Problem to solve →
Every record that follows needs to be written out again, exactly.

■ ■ ■ ■ ■

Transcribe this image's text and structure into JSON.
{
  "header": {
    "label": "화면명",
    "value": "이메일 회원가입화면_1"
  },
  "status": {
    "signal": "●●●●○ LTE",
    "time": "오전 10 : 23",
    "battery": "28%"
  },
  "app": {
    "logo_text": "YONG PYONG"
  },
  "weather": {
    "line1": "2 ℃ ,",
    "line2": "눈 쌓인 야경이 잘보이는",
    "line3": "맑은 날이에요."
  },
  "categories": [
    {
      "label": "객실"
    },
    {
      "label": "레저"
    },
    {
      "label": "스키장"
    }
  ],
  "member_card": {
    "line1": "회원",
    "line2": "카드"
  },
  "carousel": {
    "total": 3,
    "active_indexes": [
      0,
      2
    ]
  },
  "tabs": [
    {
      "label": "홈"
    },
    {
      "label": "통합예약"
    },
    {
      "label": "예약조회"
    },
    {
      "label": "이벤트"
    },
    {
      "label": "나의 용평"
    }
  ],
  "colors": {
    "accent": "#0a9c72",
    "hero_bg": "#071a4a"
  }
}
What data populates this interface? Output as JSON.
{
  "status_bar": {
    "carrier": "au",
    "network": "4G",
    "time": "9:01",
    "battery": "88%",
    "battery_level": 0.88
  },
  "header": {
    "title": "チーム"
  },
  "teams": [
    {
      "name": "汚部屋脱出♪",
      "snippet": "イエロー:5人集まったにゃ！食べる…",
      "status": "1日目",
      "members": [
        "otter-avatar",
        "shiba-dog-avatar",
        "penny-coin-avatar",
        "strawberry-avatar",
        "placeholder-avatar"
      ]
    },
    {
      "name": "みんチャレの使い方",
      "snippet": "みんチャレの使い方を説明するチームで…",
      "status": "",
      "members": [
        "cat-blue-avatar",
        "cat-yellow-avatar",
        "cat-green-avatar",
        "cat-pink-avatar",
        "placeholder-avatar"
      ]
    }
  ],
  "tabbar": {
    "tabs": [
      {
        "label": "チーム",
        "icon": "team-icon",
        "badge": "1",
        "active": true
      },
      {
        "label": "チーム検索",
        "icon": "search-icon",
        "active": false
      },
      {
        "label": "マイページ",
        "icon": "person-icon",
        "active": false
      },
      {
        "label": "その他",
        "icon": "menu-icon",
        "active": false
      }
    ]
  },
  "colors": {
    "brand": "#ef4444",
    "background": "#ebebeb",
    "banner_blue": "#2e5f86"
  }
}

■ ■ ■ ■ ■

Output below →
Transcribe this image's text and structure into JSON.
{
  "header": {
    "label": "화면명",
    "value": "이메일 회원가입화면_1"
  },
  "status": {
    "signal": "●●●●○ LTE",
    "time": "오전 10 : 23",
    "battery": "28%"
  },
  "app": {
    "logo_text": "YONG PYONG"
  },
  "weather": {
    "line1": "2 ℃ ,",
    "line2": "눈 쌓인 야경이 잘보이는",
    "line3": "맑은 날이에요."
  },
  "categories": [
    {
      "label": "객실"
    },
    {
      "label": "레저"
    },
    {
      "label": "스키장"
    }
  ],
  "member_card": {
    "line1": "회원",
    "line2": "카드"
  },
  "carousel": {
    "total": 3,
    "active_indexes": [
      0,
      2
    ]
  },
  "tabs": [
    {
      "label": "홈"
    },
    {
      "label": "통합예약"
    },
    {
      "label": "예약조회"
    },
    {
      "label": "이벤트"
    },
    {
      "label": "나의 용평"
    }
  ],
  "colors": {
    "accent": "#0a9c72",
    "hero_bg": "#071a4a"
  }
}
What data populates this interface? Output as JSON.
{
  "status_bar": {
    "carrier": "au",
    "network": "4G",
    "time": "9:01",
    "battery": "88%",
    "battery_level": 0.88
  },
  "header": {
    "title": "チーム"
  },
  "teams": [
    {
      "name": "汚部屋脱出♪",
      "snippet": "イエロー:5人集まったにゃ！食べる…",
      "status": "1日目",
      "members": [
        "otter-avatar",
        "shiba-dog-avatar",
        "penny-coin-avatar",
        "strawberry-avatar",
        "placeholder-avatar"
      ]
    },
    {
      "name": "みんチャレの使い方",
      "snippet": "みんチャレの使い方を説明するチームで…",
      "status": "",
      "members": [
        "cat-blue-avatar",
        "cat-yellow-avatar",
        "cat-green-avatar",
        "cat-pink-avatar",
        "placeholder-avatar"
      ]
    }
  ],
  "tabbar": {
    "tabs": [
      {
        "label": "チーム",
        "icon": "team-icon",
        "badge": "1",
        "active": true
      },
      {
        "label": "チーム検索",
        "icon": "search-icon",
        "active": false
      },
      {
        "label": "マイページ",
        "icon": "person-icon",
        "active": false
      },
      {
        "label": "その他",
        "icon": "menu-icon",
        "active": false
      }
    ]
  },
  "colors": {
    "brand": "#ef4444",
    "background": "#ebebeb",
    "banner_blue": "#2e5f86"
  }
}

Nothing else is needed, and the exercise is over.